But guess what: The best source of monounsaturated fats (a subdivision of the unsaturated aka "good" fats) is olive oil! As a result, it lowers LDL, increases HDL, and therefore offers protection against heart disease. It also contains antioxidants and vitamin E, which are considered protective for colon cancer and osteoporosis. Also, it is well tolerated by the stomach, and can have a beneficial role in cases of gastritis and ulcer.

As with everything else, however, we shouldn't overdo it. Despite the fact that olive oil has many health benefits, too much is never good. But how much is too much? Studies show that the "golden rule" is approximately 2 tablespoons per day. And for those who need specific nutrition data, 1 tablespoon contains 120 calories, 14 mg fat (86% unsaturated) and no cholesterol.

But I fear this has taken too long for a single post. I don't even know if all this is interesting for you. Nevertheless, I will come back tomorrow with more practical stuff - such as types of olive oil, ways of storing it, and back to back comparisons with other types of oils. For now, I just hope I didn't bore you too much...


  1. Great info. Gracey. In the part of America where I live, olive oil is readily available at the grocery store. There are at least 6 or 7 brands available and it costs about $6 for the 17 oz. bottle I usually buy. I cook with it quite often, but I'd love to see some authentic Greek recipes! And no, you didn't bore me!!

  2. I agree with Willoughby. I found your post very informative. I knew that olive oil was good for us, I just didn't know the particulars. I DID see a show once (I think Giada de Laurentiis traveled to Greece) and it was stated that Greeks have the healthiest diet of any country in the world...mainly because of their use of olive oil and fresh ingredients. I spend 7-10 dollars, depending on the brand that I buy. I'm not a big fan of the flavor (I don't like olives...go figure) I don't use it raw, nor do I use it in desserts. I will, however, use it in dressings...and everthing else! Sorry for the long post!

  3. Lovin' the olive oil in the 5thsis household. I actually won a basket of Greek skin care products last November: BioSelect. Love the hand cream, eye cream, face scrub, etc... Have you heard of it?

  4. I am glad you liked the post, and I am relieved to know that olive oil is not painfully expensive in the US (we ourselves don't buy it, because we produce it). As for dessers, yes, even Greek people don't use it with everything - sometimes the butter just can't be substituted. Funny thing about the olives... Ernesto can't stand them, either (I tease him about this all the time, and I call him "picky little kid" - even though it is the only thing he doesn't like, yes I am evil! LOL) And 5th, yes, I have heard of BioSelect. It is even a Cretan company (I live on Crete)!

  5. Oh, listen to you..."We ourselves don't buy it because we produce it." Sheesh...rub it in a little, will ya? LOL! Just kidding! I'm sure the quality that you are used to would be the more expensive brands over here. Now, some of THOSE would cost a wee bit more than 7-10 dollars!

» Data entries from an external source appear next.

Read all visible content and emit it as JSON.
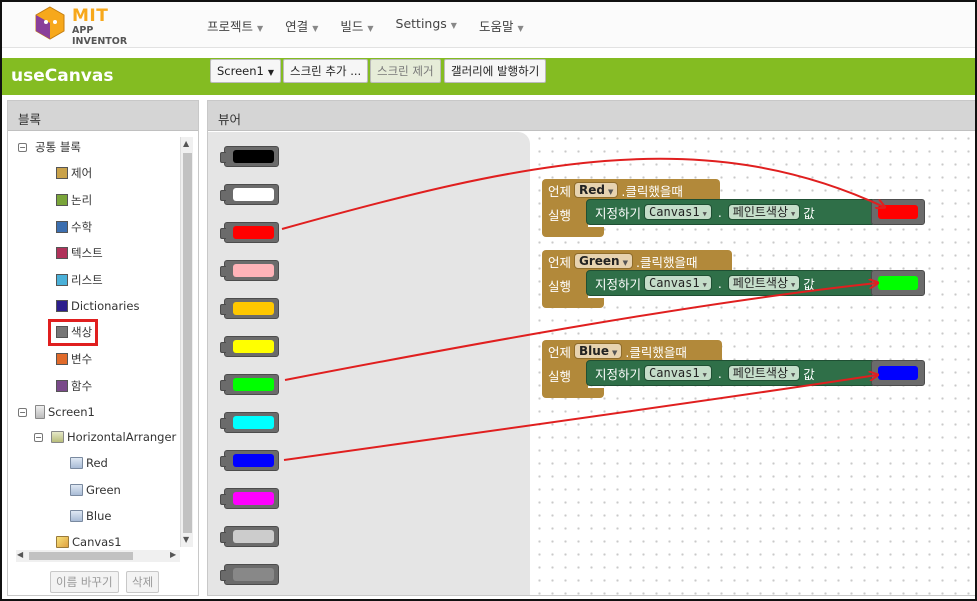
{
  "brand": {
    "name": "MIT",
    "sub": "APP INVENTOR"
  },
  "menu": [
    {
      "label": "프로젝트"
    },
    {
      "label": "연결"
    },
    {
      "label": "빌드"
    },
    {
      "label": "Settings"
    },
    {
      "label": "도움말"
    }
  ],
  "project": {
    "name": "useCanvas",
    "screen_select": "Screen1",
    "add_screen": "스크린 추가 ...",
    "remove_screen": "스크린 제거",
    "publish": "갤러리에 발행하기"
  },
  "blocks_panel": {
    "title": "블록",
    "builtin_title": "공통 블록",
    "builtin": [
      {
        "label": "제어",
        "color": "#c9a24a"
      },
      {
        "label": "논리",
        "color": "#7aa53a"
      },
      {
        "label": "수학",
        "color": "#3c6fb0"
      },
      {
        "label": "텍스트",
        "color": "#b0325a"
      },
      {
        "label": "리스트",
        "color": "#4ab0d8"
      },
      {
        "label": "Dictionaries",
        "color": "#2c1e8c"
      },
      {
        "label": "색상",
        "color": "#777777"
      },
      {
        "label": "변수",
        "color": "#e06a2a"
      },
      {
        "label": "함수",
        "color": "#7a4a8a"
      }
    ],
    "screen": "Screen1",
    "arrangement": "HorizontalArranger",
    "buttons": [
      "Red",
      "Green",
      "Blue"
    ],
    "canvas": "Canvas1",
    "rename_button": "이름 바꾸기",
    "delete_button": "삭제"
  },
  "viewer": {
    "title": "뷰어",
    "color_blocks": [
      "#000000",
      "#ffffff",
      "#ff0000",
      "#ffb3b8",
      "#ffc800",
      "#ffff00",
      "#00ff00",
      "#00ffff",
      "#0000ff",
      "#ff00ff",
      "#cccccc",
      "#888888"
    ],
    "events": [
      {
        "when": "언제",
        "component": "Red",
        "event": ".클릭했을때",
        "do": "실행",
        "set": "지정하기",
        "target": "Canvas1",
        "dot": ".",
        "property": "페인트색상",
        "to": "값",
        "color": "#ff0000"
      },
      {
        "when": "언제",
        "component": "Green",
        "event": ".클릭했을때",
        "do": "실행",
        "set": "지정하기",
        "target": "Canvas1",
        "dot": ".",
        "property": "페인트색상",
        "to": "값",
        "color": "#00ff00"
      },
      {
        "when": "언제",
        "component": "Blue",
        "event": ".클릭했을때",
        "do": "실행",
        "set": "지정하기",
        "target": "Canvas1",
        "dot": ".",
        "property": "페인트색상",
        "to": "값",
        "color": "#0000ff"
      }
    ]
  },
  "annotation_color": "#e01f1f"
}
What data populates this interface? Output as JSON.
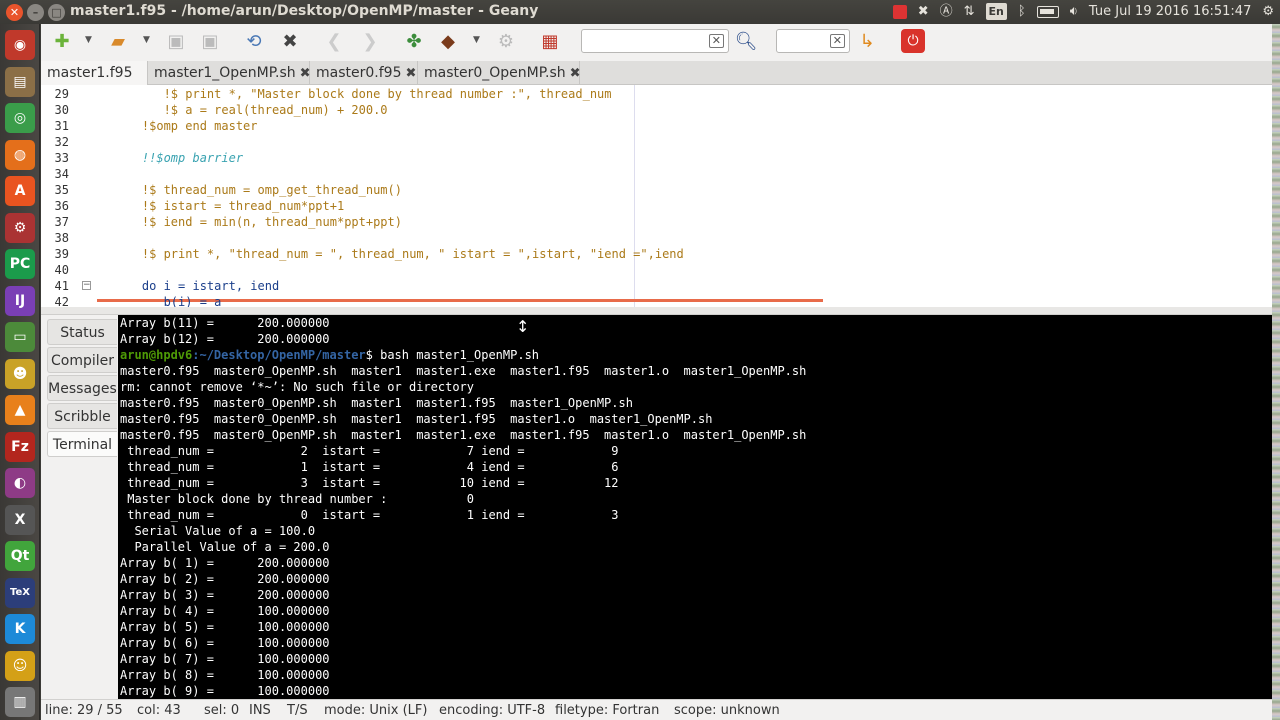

  6. LOL! I didn't realise I was bragging... but the truth is that the quality here is very high. Honestly, Cretan and Kalamatan oil do stand out, and if you have tasted it even once, you can definitely tell the difference even from decent oil that is sold in the supermarkets here. Ok, I'll try to stop being a snob now. And to make ammends for my vanity, I'm gonna go make muffins with my disgusting FROZEN berries, that don't even have a name -just "berries". Blueberries, raspberries, and stuff are totally unknown to me. So much that, when thames was talking about huckleberries the other day, I thought that she was joking! How many berries are there out there, people? And why don't I know anything about them? Ugh, life is not fair...! LOL

  7. I got lost :( although I think the point was that Olive oil is good am I right? Someone asked about using it instead reg. oil in something they were baking, on the AR posts, A lot of people said they didn't like the flavor it gave their baked goods, I use it instead of reg. oil for everything & have never really noticed a big difference. So I'm glad it's one of the good guys :)